## [Excerpted records]
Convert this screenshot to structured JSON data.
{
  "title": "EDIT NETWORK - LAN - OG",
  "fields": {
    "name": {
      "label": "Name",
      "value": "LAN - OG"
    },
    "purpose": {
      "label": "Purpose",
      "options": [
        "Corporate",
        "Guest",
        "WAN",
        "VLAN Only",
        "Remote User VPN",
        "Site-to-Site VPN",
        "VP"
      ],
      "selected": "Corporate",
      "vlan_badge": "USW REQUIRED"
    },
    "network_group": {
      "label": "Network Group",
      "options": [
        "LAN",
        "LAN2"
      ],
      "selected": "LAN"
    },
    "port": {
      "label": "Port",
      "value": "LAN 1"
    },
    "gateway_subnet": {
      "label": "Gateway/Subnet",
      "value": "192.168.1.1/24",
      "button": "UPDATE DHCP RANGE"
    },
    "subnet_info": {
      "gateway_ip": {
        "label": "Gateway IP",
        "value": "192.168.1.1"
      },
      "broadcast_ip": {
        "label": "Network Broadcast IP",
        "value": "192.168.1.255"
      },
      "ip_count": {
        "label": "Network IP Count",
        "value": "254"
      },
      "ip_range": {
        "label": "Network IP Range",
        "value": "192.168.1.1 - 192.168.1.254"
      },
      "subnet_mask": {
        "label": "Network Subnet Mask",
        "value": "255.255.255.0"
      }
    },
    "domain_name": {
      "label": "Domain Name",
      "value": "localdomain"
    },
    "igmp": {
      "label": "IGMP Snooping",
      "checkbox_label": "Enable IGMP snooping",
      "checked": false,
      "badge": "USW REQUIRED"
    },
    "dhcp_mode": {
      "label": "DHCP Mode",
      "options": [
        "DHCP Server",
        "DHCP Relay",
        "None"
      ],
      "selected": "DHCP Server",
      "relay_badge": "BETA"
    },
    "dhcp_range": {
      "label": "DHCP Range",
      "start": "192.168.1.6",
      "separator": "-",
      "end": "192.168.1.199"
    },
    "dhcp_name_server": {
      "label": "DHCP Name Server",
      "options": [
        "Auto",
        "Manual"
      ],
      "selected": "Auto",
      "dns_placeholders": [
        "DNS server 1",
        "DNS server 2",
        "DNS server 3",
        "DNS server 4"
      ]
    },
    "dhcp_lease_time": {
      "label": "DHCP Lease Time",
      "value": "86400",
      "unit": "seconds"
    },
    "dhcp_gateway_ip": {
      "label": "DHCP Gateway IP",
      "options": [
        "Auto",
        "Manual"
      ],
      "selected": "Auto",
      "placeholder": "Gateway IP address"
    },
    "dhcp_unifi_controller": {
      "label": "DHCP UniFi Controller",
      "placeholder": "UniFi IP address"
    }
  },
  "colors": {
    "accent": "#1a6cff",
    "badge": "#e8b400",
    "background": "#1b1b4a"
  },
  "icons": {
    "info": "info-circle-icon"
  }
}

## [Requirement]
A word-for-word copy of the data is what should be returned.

## [Result]
Convert this screenshot to structured JSON data.
{
  "title": "EDIT NETWORK - LAN - OG",
  "fields": {
    "name": {
      "label": "Name",
      "value": "LAN - OG"
    },
    "purpose": {
      "label": "Purpose",
      "options": [
        "Corporate",
        "Guest",
        "WAN",
        "VLAN Only",
        "Remote User VPN",
        "Site-to-Site VPN",
        "VP"
      ],
      "selected": "Corporate",
      "vlan_badge": "USW REQUIRED"
    },
    "network_group": {
      "label": "Network Group",
      "options": [
        "LAN",
        "LAN2"
      ],
      "selected": "LAN"
    },
    "port": {
      "label": "Port",
      "value": "LAN 1"
    },
    "gateway_subnet": {
      "label": "Gateway/Subnet",
      "value": "192.168.1.1/24",
      "button": "UPDATE DHCP RANGE"
    },
    "subnet_info": {
      "gateway_ip": {
        "label": "Gateway IP",
        "value": "192.168.1.1"
      },
      "broadcast_ip": {
        "label": "Network Broadcast IP",
        "value": "192.168.1.255"
      },
      "ip_count": {
        "label": "Network IP Count",
        "value": "254"
      },
      "ip_range": {
        "label": "Network IP Range",
        "value": "192.168.1.1 - 192.168.1.254"
      },
      "subnet_mask": {
        "label": "Network Subnet Mask",
        "value": "255.255.255.0"
      }
    },
    "domain_name": {
      "label": "Domain Name",
      "value": "localdomain"
    },
    "igmp": {
      "label": "IGMP Snooping",
      "checkbox_label": "Enable IGMP snooping",
      "checked": false,
      "badge": "USW REQUIRED"
    },
    "dhcp_mode": {
      "label": "DHCP Mode",
      "options": [
        "DHCP Server",
        "DHCP Relay",
        "None"
      ],
      "selected": "DHCP Server",
      "relay_badge": "BETA"
    },
    "dhcp_range": {
      "label": "DHCP Range",
      "start": "192.168.1.6",
      "separator": "-",
      "end": "192.168.1.199"
    },
    "dhcp_name_server": {
      "label": "DHCP Name Server",
      "options": [
        "Auto",
        "Manual"
      ],
      "selected": "Auto",
      "dns_placeholders": [
        "DNS server 1",
        "DNS server 2",
        "DNS server 3",
        "DNS server 4"
      ]
    },
    "dhcp_lease_time": {
      "label": "DHCP Lease Time",
      "value": "86400",
      "unit": "seconds"
    },
    "dhcp_gateway_ip": {
      "label": "DHCP Gateway IP",
      "options": [
        "Auto",
        "Manual"
      ],
      "selected": "Auto",
      "placeholder": "Gateway IP address"
    },
    "dhcp_unifi_controller": {
      "label": "DHCP UniFi Controller",
      "placeholder": "UniFi IP address"
    }
  },
  "colors": {
    "accent": "#1a6cff",
    "badge": "#e8b400",
    "background": "#1b1b4a"
  },
  "icons": {
    "info": "info-circle-icon"
  }
}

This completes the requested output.